This conversation made me reflect about our roles as citizens. What if COVID is a critique of our fragmented lives and a labor market that forces us to squeeze into these roles and to remain passive in the face of a system that is no longer serving us? Or a system that has not been serving all of us equally?
For many, COVID came as a reckoning of how disconnected we have become to our humanness. Many of our relationships to each other, the market, and nature have been shallow. Consciousness in this context seems to be what Lourenço calls the “amalgam of our understanding in regards to our existence.” And I think the pandemic showed how much humanness went numb to keep feeding a capitalist system.
So long as the lines are blurred, and we must live simultaneously in two worlds -the corporate and family world- the contradictions will be constant reminders of a system that is indifferent to us.

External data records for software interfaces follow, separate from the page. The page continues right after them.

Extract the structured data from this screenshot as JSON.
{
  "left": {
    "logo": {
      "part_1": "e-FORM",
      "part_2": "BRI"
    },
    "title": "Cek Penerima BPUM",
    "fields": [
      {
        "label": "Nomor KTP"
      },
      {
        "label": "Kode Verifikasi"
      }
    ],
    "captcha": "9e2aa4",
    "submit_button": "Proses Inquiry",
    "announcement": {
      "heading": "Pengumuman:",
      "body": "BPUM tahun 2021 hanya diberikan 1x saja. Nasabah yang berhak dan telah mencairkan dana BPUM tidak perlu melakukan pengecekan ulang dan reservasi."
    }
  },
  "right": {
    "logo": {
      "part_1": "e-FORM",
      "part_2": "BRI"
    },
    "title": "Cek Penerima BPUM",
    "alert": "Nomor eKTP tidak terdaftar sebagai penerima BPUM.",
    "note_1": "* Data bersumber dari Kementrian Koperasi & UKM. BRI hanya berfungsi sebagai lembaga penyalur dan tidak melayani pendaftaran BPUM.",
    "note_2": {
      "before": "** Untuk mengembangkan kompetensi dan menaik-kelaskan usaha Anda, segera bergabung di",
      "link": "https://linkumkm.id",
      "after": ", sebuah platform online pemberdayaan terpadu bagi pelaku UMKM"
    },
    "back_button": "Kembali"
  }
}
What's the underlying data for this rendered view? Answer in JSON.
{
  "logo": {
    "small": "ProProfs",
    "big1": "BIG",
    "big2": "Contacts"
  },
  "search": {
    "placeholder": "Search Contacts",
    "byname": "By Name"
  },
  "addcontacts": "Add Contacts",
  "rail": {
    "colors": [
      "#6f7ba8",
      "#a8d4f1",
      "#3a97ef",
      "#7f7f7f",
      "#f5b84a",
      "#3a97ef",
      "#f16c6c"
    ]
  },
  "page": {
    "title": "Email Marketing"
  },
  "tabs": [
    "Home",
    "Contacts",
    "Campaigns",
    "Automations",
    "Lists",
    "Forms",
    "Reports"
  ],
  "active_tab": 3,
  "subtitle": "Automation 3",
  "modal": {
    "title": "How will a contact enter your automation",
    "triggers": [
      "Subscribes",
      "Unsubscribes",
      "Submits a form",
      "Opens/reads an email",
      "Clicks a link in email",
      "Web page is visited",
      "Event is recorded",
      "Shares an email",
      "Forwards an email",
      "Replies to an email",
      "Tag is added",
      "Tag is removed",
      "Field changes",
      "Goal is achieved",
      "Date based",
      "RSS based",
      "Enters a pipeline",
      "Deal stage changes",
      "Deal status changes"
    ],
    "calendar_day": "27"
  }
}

Lessons at the intersection conscious innovation and profit
In light of the new world order that COVID has presented, I think innovation starts by reimagining our current systems to ensure a more conscious existence for humans on this planet. Lourenço used a phrase in our conversation that stuck with me: innovation must improve our human condition. As a society, it has become clear we need change, real tangible change, because the current course has not been sustainable for people, corporations, or the planet. Until now, for many companies doing good was an afterthought. Many Corporate Social Responsibility are separate departments, often in the fringes of corporate life, with limited budgets and bandwidth to implement lasting solutions to the enormous socio-environmental problems.
What if the implication of COVID is that in the midst of so much uncertainty, anything is possible? In the search to make sense of this current moment, it may serve us to know that several lived realities can hold true – as multifaceted creatures we can make sense of the different realities we inhabit. The chance of this awakening is a source of hope. To see that we are individuals, but we also make up communities, businesses, cities, states, nations that can redefine new possibilities.
There are ideas who linger dormant in our collective mind until their time has come to be. In just the last 12 months Larry Fink, Chairman of BlackRock wrote a letter to its shareholders, the World Economic Forum in Davos announced their Purpose of Declaration, and 11,000 world scientists declared a climate emergency, all making clear the interconnectedness between people, environment, and the global economic system.
As governments, companies, and citizens consider how to reopen the economy, beyond the actual opening of store fronts, the vital question we must ask is what does the economic system mean and who does it serve. The “economy” is a social contract, and it’s time to renegotiate its terms.